> **Exercise goal**
Your answer should be every line below that includes the word "JSON".

[Stored entries]
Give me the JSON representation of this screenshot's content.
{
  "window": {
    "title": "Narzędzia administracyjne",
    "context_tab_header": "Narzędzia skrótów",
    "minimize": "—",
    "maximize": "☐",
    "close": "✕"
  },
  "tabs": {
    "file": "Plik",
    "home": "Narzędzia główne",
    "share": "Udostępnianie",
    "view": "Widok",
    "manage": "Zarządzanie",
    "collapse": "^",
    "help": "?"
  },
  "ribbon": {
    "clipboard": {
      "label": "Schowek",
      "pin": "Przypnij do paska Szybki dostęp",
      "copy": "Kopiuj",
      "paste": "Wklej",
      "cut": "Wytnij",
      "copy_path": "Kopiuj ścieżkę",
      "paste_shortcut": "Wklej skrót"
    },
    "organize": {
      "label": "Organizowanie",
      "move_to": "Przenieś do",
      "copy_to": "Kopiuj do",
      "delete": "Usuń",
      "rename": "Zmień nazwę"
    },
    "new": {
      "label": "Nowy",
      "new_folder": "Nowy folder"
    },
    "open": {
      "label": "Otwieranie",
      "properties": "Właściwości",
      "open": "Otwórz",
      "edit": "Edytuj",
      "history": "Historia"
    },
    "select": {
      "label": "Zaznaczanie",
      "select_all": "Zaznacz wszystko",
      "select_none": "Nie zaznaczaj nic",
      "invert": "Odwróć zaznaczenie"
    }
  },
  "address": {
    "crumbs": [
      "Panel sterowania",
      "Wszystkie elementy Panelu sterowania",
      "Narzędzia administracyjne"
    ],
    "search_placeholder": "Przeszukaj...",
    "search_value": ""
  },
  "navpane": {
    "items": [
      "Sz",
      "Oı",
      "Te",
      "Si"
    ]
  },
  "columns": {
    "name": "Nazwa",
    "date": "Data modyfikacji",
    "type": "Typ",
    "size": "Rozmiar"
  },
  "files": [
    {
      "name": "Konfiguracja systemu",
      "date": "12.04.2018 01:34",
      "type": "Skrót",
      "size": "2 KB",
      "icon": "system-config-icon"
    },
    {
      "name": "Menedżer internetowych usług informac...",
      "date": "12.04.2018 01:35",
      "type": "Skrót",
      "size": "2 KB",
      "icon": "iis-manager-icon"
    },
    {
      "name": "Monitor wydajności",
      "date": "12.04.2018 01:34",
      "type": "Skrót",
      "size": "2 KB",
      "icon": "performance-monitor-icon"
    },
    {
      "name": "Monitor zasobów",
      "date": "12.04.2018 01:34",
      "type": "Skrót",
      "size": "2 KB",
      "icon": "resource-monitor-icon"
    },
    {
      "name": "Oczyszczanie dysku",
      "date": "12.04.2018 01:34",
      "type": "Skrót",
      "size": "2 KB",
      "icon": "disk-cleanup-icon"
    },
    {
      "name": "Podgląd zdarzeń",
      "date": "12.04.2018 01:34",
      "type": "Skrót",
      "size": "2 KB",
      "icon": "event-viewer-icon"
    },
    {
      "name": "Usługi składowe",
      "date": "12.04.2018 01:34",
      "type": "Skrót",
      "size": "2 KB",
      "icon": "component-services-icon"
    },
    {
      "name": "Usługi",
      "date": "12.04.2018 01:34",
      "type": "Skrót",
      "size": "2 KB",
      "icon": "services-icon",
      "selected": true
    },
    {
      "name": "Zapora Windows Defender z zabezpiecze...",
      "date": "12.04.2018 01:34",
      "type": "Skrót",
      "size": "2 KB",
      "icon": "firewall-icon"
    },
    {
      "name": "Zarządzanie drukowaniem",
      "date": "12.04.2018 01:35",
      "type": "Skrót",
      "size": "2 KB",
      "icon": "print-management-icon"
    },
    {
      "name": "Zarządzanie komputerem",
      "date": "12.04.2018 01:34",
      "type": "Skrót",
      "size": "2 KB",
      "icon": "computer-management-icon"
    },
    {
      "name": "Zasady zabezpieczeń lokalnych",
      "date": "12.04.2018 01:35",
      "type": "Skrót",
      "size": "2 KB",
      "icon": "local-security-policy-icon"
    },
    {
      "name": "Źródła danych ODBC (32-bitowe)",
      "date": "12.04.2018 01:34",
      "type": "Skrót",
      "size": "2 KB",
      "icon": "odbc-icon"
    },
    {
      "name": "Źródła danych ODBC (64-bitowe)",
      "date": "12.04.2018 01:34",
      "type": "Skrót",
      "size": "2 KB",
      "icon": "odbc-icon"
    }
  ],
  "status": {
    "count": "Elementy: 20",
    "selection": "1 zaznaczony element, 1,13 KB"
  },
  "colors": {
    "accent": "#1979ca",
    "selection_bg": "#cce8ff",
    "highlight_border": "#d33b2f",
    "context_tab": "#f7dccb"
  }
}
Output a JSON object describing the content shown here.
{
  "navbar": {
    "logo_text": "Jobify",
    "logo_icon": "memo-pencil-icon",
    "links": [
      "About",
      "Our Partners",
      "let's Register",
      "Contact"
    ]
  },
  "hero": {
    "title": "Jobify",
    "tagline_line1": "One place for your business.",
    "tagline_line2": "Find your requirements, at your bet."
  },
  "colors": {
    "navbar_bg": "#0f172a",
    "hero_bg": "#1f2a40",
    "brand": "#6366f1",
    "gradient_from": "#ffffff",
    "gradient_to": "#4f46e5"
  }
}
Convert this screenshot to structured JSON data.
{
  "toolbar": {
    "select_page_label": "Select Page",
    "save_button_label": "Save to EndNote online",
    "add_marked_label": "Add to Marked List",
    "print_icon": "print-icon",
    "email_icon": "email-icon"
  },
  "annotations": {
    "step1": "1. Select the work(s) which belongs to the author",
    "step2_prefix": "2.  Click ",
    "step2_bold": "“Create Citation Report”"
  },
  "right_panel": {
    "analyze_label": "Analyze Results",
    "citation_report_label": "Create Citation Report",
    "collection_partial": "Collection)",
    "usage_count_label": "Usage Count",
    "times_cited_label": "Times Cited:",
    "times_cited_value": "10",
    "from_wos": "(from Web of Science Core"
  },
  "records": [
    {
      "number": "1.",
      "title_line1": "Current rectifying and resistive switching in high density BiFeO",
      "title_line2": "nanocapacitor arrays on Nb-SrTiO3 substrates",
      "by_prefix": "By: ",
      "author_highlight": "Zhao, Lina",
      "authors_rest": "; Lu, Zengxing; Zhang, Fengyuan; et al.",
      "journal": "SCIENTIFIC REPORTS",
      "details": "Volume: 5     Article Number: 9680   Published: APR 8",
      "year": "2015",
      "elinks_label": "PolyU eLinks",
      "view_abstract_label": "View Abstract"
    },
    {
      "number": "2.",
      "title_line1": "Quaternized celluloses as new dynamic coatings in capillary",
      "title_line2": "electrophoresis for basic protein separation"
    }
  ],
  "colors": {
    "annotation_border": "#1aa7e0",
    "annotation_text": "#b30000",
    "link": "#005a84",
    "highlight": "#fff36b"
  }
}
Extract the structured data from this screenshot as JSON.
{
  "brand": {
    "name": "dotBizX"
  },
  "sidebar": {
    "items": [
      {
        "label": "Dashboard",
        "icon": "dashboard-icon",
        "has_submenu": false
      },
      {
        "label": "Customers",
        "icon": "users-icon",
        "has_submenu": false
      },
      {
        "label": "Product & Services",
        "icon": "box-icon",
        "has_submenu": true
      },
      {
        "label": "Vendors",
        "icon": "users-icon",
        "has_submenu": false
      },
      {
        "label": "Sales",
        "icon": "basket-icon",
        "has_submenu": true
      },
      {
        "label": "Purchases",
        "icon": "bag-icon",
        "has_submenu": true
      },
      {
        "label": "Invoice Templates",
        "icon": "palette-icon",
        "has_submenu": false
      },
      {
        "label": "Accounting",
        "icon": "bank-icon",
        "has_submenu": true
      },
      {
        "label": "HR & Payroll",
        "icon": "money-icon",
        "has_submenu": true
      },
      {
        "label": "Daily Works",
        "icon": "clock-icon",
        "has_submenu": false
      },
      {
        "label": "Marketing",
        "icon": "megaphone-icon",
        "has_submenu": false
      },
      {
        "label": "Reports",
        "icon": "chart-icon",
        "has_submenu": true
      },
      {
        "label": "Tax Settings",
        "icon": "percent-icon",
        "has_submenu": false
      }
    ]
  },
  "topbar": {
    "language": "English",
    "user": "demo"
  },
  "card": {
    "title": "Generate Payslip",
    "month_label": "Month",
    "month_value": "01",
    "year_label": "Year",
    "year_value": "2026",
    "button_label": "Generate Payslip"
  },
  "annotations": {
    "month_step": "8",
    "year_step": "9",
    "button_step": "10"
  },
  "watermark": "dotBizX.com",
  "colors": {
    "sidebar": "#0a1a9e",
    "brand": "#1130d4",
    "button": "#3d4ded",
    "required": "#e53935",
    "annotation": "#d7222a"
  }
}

> **Final answer**
Give me the JSON representation of this screenshot's content.
Output a JSON object describing the content shown here.
Convert this screenshot to structured JSON data.
Extract the structured data from this screenshot as JSON.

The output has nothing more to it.